Four Sikhs among those killed in Indianapolis; India offers help

New Delhi: India will render “all possible assistance” to local authorities and community leaders in Indianapolis, US, where at least eight people, including four Sikhs, have died after a gunman opened fire at a FedEx facility on Thursday night, a “deeply shocked” Foreign Minister S Jaishankar said on Saturday.

About 90 per cent of the workers at this delivery service facility are said to be Indian-Americans, mostly from the Sikh community. This was at least the third mass shooting this year in Indianapolis alone, news agency AP reported.

Late on Friday night, the Marion County Coroner’s Office and Indianapolis Metropolitan Police Department released the names of the victims: Amarjeet Johal (66), Jasvinder Kaur (64), Amarjit Skhon (48) and Jaswinder Singh (68). The first three who died are women, news agency PTI reported.

The shooter has been identified as 19-year-old Brandon Hole. The police could not yet say why he opened fire as he shot himself before being apprehended.

“Deeply shocked by shooting at FedEx facility in Indianapolis. Victims include persons of Indian American Sikh community. Our Consulate General in Chicago in touch with Mayor & local authorities in Indianapolis as well as community leaders. Will render all possible assistance,” Mr Jaishankar said in a tweet today.

One person injured in the incident has been identified as Harpreet Gill, an American citizen of Indian heritage, from Amritsar’s Jagdev Kalan, news agency ANI reported. He was hit in the head.

“Harpreet was the first to realize there was firing at FedEx. He rushed outdoors that’s when a bullet came and hit his skull. He is being operated as we speak. The bullet is 2 and 1/2 inch close to the eye.
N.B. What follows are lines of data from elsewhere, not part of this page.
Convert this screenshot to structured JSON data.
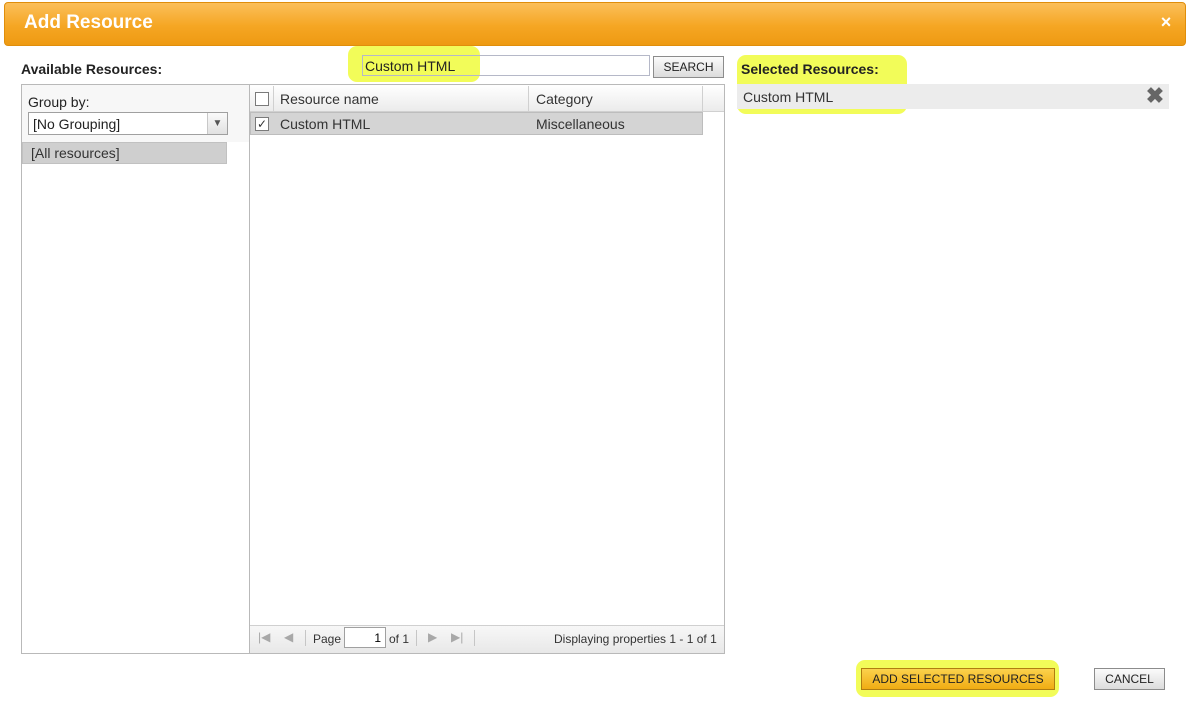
{
  "dialog": {
    "title": "Add Resource",
    "close_symbol": "×"
  },
  "available": {
    "label": "Available Resources:",
    "search": {
      "value": "Custom HTML",
      "button_label": "SEARCH"
    },
    "group_by": {
      "label": "Group by:",
      "selected": "[No Grouping]",
      "arrow": "▼"
    },
    "groups": [
      "[All resources]"
    ],
    "grid": {
      "columns": [
        "Resource name",
        "Category"
      ],
      "rows": [
        {
          "checked": true,
          "check_mark": "✓",
          "name": "Custom HTML",
          "category": "Miscellaneous"
        }
      ]
    },
    "pager": {
      "first_icon": "|◀",
      "prev_icon": "◀",
      "next_icon": "▶",
      "last_icon": "▶|",
      "page_label": "Page",
      "page_value": "1",
      "of_label": "of 1",
      "display_text": "Displaying properties 1 - 1 of 1"
    }
  },
  "selected": {
    "label": "Selected Resources:",
    "items": [
      {
        "name": "Custom HTML",
        "remove_symbol": "✖"
      }
    ]
  },
  "footer": {
    "add_label": "ADD SELECTED RESOURCES",
    "cancel_label": "CANCEL"
  },
  "colors": {
    "titlebar": "#f5a623",
    "highlight": "#f0fc3c"
  }
}
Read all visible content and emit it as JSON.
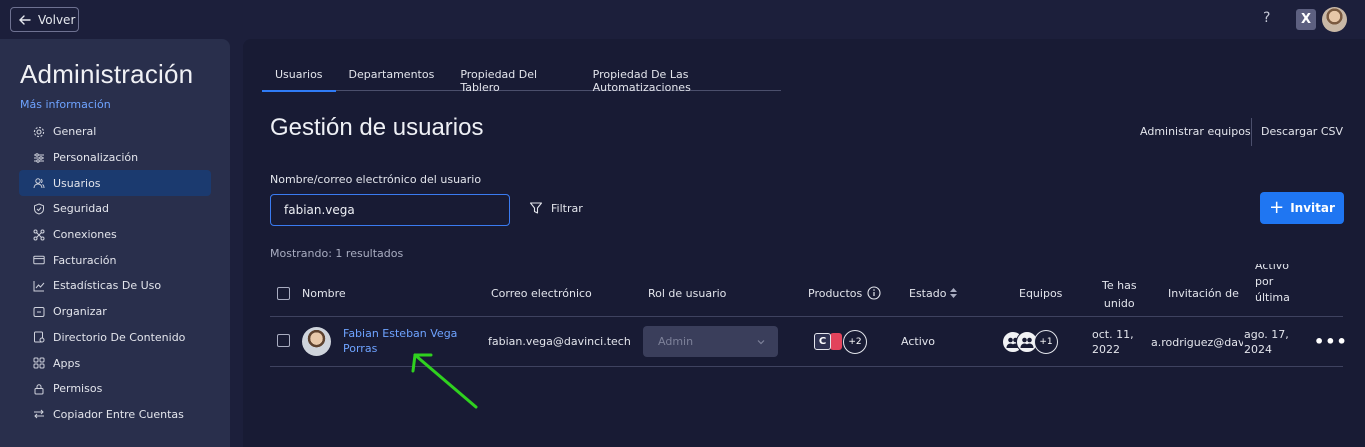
{
  "topbar": {
    "back_label": "Volver",
    "help_symbol": "?",
    "account_badge": "X"
  },
  "sidebar": {
    "title": "Administración",
    "more_info": "Más información",
    "items": [
      {
        "label": "General",
        "icon": "gear-icon"
      },
      {
        "label": "Personalización",
        "icon": "sliders-icon"
      },
      {
        "label": "Usuarios",
        "icon": "users-icon",
        "active": true
      },
      {
        "label": "Seguridad",
        "icon": "shield-icon"
      },
      {
        "label": "Conexiones",
        "icon": "connections-icon"
      },
      {
        "label": "Facturación",
        "icon": "card-icon"
      },
      {
        "label": "Estadísticas De Uso",
        "icon": "chart-icon"
      },
      {
        "label": "Organizar",
        "icon": "organize-icon"
      },
      {
        "label": "Directorio De Contenido",
        "icon": "directory-icon"
      },
      {
        "label": "Apps",
        "icon": "apps-icon"
      },
      {
        "label": "Permisos",
        "icon": "lock-icon"
      },
      {
        "label": "Copiador Entre Cuentas",
        "icon": "swap-icon"
      }
    ]
  },
  "tabs": [
    "Usuarios",
    "Departamentos",
    "Propiedad Del Tablero",
    "Propiedad De Las Automatizaciones"
  ],
  "main": {
    "title": "Gestión de usuarios",
    "manage_teams": "Administrar equipos",
    "download_csv": "Descargar CSV",
    "search_label": "Nombre/correo electrónico del usuario",
    "search_value": "fabian.vega",
    "filter_label": "Filtrar",
    "invite_label": "Invitar",
    "invite_symbol": "+",
    "results_text": "Mostrando: 1 resultados"
  },
  "table": {
    "headers": {
      "name": "Nombre",
      "email": "Correo electrónico",
      "role": "Rol de usuario",
      "products": "Productos",
      "status": "Estado",
      "teams": "Equipos",
      "joined_line1": "Te has",
      "joined_line2": "unido",
      "invited": "Invitación de",
      "active_line1": "Activo",
      "active_line2": "por",
      "active_line3": "última"
    },
    "row": {
      "name_line1": "Fabian Esteban Vega",
      "name_line2": "Porras",
      "email": "fabian.vega@davinci.tech",
      "role": "Admin",
      "product_letter": "C",
      "products_more": "+2",
      "status": "Activo",
      "teams_more": "+1",
      "joined_line1": "oct. 11,",
      "joined_line2": "2022",
      "invited_by": "a.rodriguez@davi",
      "last_active_line1": "ago. 17,",
      "last_active_line2": "2024",
      "menu_symbol": "•••"
    }
  },
  "colors": {
    "accent": "#1f76f2",
    "link": "#6ea3ff",
    "annotation_arrow": "#2fd11f"
  }
}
The bullet is not yet out,” Mr Gill’s brother-in-law Khushwant Bajwa told ANI. “He has three children, wife and mother.”

Reacting to the shooting incident, Dr Rajwant Singh, Chairman of the Sikh Council on Religion and Education, expressed grief over this latest killing in Indianapolis, the report said.

The Indian embassy in Washington DC conveyed its heartfelt condolences to the families of those who died and said it is praying “for the speedy recovery of those injured”.

“Our Consulate in Chicago is in touch with local authorities in Indianapolis, community leaders, and will render all assistance, as required,” it said in a statement. “The Consul General has spoken to the Mayor of Indianapolis, who has assured full support. We are closely monitoring the situation and remain ready to provide all possible assistance.”

US President Joe Biden on Friday termed the incident a “national embarrassment”. All US flags will be flown at half-staff until April 20 out of respect for the victims, the White House said in a statement. This applies to embassies, military bases, and other US facilities around the world.